  43. BGP Operations (Simplified) Establish session on TCP port 179 AS1 BGP session Exchange all active routes AS2 While connection is ALIVE exchange route UPDATE messages Exchange incremental updates

  44. Two Types of BGP Neighbor Relationships • External Neighbor (eBGP) in a different Autonomous Systems • Internal Neighbor (iBGP) in the same Autonomous System AS1 iBGP is routed (using IGP!) eBGP iBGP AS2

  45. iBGP Mesh Does Not Scale iBGP updates eBGP update • N border routers means N(N-1)/2 peering sessions • Each router must have N-1 iBGP sessions configured • The addition a single iBGP speaker requires configuration changes to all other iBGP speakers • Size of iBGP routing table can be order N larger than number of best routes (remember alternate routes!) • Each router has to listen to update noise from each neighbor • Currently four solutions: • (0) Buy bigger routers! • Break AS into smaller ASes • BGP Route reflectors • BGP confederations

  46. Route Reflectors • Route reflectors can pass on iBGP updates to clients • Each RR passes along ONLY best routes • ORIGINATOR_ID and CLUSTER_LIST attributes are needed to avoid loops RR RR RR

  47. BGP Confederations AS 65502 AS 65504 AS 65503 AS 65500 AS 1 AS 65501 From the outside, this looks like AS 1 Confederation eBGP (between member ASes) preserves LOCAL_PREF, MED, and BGP NEXTHOP. ICNP 2002

  48. Four Types of BGP Messages • Open : Establish a peering session. • Keep Alive : Handshake at regular intervals. • Notification : Shuts down a peering session. • Update : Announcing new routes or withdrawing previously announced routes. announcement = prefix + attributes values

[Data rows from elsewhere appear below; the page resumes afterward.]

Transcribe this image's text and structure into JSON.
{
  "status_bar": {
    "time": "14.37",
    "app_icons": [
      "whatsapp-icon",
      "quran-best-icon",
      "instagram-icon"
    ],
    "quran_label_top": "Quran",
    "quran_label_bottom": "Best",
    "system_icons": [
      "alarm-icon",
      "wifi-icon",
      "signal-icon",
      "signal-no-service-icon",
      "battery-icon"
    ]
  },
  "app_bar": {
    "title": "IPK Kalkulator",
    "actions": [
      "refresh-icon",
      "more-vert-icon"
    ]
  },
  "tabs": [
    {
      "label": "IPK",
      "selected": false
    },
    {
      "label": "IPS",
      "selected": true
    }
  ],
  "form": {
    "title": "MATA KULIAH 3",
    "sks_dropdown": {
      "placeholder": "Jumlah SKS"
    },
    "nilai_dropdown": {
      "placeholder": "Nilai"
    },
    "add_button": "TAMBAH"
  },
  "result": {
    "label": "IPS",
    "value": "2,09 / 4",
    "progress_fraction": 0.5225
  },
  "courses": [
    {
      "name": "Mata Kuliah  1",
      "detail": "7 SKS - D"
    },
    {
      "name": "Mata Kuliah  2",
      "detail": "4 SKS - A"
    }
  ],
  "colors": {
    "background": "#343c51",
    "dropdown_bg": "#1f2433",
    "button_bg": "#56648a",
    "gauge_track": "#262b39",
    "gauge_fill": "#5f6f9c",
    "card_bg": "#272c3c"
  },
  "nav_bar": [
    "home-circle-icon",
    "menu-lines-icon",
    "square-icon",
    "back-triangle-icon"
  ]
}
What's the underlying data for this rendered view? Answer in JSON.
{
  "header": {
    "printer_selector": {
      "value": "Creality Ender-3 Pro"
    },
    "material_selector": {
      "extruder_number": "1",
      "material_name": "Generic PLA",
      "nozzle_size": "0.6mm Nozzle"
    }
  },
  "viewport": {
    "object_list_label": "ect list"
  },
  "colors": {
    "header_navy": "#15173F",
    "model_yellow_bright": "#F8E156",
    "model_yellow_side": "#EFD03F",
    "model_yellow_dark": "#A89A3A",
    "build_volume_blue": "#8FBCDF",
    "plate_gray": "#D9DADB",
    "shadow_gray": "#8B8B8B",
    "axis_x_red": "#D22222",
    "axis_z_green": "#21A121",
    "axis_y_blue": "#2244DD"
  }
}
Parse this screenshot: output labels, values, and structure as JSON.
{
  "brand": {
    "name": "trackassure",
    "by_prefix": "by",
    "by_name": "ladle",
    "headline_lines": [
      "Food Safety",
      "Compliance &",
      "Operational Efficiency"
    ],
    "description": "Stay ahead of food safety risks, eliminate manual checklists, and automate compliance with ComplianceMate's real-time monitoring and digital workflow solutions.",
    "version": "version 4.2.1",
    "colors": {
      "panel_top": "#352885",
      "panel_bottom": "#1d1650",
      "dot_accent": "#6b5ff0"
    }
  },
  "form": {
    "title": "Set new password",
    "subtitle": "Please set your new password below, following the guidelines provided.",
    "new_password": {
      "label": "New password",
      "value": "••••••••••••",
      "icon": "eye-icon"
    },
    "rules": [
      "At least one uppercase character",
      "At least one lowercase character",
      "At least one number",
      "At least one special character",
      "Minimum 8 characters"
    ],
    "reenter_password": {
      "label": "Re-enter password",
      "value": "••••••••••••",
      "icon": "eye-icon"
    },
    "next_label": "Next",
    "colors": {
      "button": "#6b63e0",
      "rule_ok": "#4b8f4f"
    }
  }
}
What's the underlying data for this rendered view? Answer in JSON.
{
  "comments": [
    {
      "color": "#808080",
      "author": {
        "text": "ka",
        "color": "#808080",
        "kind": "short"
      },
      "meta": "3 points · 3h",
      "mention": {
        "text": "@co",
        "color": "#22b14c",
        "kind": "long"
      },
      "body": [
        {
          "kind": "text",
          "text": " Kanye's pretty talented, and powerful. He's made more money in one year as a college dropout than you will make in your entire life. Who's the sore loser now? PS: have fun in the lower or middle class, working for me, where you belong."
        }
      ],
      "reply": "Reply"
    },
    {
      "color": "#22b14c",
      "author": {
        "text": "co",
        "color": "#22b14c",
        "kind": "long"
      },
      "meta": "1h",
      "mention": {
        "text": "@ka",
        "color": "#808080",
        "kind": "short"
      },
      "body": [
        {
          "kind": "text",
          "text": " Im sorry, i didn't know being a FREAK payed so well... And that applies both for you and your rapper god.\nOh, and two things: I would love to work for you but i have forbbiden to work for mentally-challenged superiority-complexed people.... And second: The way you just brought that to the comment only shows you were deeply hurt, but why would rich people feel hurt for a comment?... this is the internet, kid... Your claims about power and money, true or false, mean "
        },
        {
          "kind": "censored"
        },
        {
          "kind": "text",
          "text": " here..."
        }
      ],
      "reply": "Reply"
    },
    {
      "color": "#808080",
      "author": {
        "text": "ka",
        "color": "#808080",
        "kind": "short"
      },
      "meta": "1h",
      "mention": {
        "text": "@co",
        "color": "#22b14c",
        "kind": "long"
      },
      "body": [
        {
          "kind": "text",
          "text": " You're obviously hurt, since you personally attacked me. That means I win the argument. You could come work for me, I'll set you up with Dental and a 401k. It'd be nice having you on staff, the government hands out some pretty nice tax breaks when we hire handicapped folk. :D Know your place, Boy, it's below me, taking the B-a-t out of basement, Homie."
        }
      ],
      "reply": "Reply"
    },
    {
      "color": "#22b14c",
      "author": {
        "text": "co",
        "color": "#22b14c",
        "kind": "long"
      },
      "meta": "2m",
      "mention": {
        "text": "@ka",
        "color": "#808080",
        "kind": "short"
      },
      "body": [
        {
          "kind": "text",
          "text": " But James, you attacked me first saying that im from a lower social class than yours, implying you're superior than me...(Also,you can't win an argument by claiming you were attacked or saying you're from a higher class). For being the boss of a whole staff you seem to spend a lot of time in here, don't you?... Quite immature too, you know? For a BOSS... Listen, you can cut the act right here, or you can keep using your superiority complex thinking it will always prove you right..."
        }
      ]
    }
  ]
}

  49. BGP Attributes Value Code Reference ----- --------------------------------- --------- 1 ORIGIN [RFC1771] 2 AS_PATH [RFC1771] 3 NEXT_HOP [RFC1771] 4 MULTI_EXIT_DISC [RFC1771] 5 LOCAL_PREF [RFC1771] 6 ATOMIC_AGGREGATE [RFC1771] 7 AGGREGATOR [RFC1771] 8 COMMUNITY [RFC1997] 9 ORIGINATOR_ID [RFC2796] 10 CLUSTER_LIST [RFC2796] 11 DPA [Chen] 12 ADVERTISER [RFC1863] 13 RCID_PATH / CLUSTER_ID [RFC1863] 14 MP_REACH_NLRI [RFC2283] 15 MP_UNREACH_NLRI [RFC2283] 16 EXTENDED COMMUNITIES [Rosen] ... 255 reserved for development Most important attributes Not all attributes need to be present in every announcement From IANA: http://www.iana.org/assignments/bgp-parameters ICNP 2002

  50. Attributes are Used to Select Best Routes 192.0.2.0/24 pick me! 192.0.2.0/24 pick me! 192.0.2.0/24 pick me! Given multiple routes to the same prefix, a BGP speaker must pick at most one best route (Note: it could reject them all!) 192.0.2.0/24 pick me! ICNP 2002